◆ What you are asked to do ◆
Return every line of the listing that includes the string "Overview".

◆ Information ◆

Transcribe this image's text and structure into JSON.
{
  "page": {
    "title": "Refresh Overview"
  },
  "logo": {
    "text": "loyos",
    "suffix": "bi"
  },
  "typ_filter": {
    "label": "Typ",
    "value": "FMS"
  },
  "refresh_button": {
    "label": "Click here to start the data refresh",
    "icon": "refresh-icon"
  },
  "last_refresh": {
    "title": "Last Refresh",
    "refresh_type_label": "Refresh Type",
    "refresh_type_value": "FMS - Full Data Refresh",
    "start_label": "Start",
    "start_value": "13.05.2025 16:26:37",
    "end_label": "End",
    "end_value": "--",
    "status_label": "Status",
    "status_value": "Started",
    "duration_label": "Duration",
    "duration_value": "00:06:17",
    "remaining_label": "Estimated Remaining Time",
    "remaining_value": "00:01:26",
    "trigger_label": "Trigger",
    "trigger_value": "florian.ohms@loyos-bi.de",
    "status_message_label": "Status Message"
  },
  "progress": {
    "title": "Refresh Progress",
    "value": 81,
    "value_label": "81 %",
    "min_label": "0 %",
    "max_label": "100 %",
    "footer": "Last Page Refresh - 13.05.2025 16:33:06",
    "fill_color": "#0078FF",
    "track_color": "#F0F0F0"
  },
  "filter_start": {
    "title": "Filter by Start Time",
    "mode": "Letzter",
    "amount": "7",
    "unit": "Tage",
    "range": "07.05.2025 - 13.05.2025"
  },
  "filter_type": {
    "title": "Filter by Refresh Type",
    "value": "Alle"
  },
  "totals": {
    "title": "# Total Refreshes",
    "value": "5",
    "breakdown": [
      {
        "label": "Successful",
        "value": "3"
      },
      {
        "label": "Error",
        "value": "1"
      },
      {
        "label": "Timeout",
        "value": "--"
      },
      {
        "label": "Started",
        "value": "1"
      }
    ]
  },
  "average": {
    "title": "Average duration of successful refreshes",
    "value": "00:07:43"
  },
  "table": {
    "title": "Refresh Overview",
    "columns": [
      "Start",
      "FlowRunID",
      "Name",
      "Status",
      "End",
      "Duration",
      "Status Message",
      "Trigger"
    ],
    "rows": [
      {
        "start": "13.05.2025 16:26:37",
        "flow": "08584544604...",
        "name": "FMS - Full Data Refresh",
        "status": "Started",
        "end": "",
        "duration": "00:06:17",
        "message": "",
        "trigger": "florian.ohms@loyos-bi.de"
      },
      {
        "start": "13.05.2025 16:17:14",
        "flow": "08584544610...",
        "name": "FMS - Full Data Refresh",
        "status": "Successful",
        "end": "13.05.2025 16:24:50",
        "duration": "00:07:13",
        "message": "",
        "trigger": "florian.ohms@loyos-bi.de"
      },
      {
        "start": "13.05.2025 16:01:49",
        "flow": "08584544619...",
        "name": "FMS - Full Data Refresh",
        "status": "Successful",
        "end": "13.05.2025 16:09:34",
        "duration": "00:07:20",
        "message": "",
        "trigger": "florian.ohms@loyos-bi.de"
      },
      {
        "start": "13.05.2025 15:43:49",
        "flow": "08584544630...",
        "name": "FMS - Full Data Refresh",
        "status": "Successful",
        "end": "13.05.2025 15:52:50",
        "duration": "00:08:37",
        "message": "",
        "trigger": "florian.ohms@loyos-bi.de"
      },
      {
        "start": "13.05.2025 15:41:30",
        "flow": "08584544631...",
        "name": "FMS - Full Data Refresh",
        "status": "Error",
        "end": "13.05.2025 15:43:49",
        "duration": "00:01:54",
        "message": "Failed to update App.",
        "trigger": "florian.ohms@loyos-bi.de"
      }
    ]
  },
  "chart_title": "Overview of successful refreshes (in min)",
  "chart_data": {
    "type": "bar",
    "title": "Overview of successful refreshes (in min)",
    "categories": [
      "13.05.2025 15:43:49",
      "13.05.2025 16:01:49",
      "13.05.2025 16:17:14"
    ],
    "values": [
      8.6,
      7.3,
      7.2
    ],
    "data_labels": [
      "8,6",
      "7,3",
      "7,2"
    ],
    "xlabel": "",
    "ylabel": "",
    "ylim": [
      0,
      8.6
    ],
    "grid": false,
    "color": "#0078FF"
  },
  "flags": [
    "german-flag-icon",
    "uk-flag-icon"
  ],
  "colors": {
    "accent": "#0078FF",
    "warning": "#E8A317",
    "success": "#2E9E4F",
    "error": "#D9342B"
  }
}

◆ Task solution ◆
    "title": "Refresh Overview"
    "title": "Refresh Overview",
  "chart_title": "Overview of successful refreshes (in min)",
    "title": "Overview of successful refreshes (in min)",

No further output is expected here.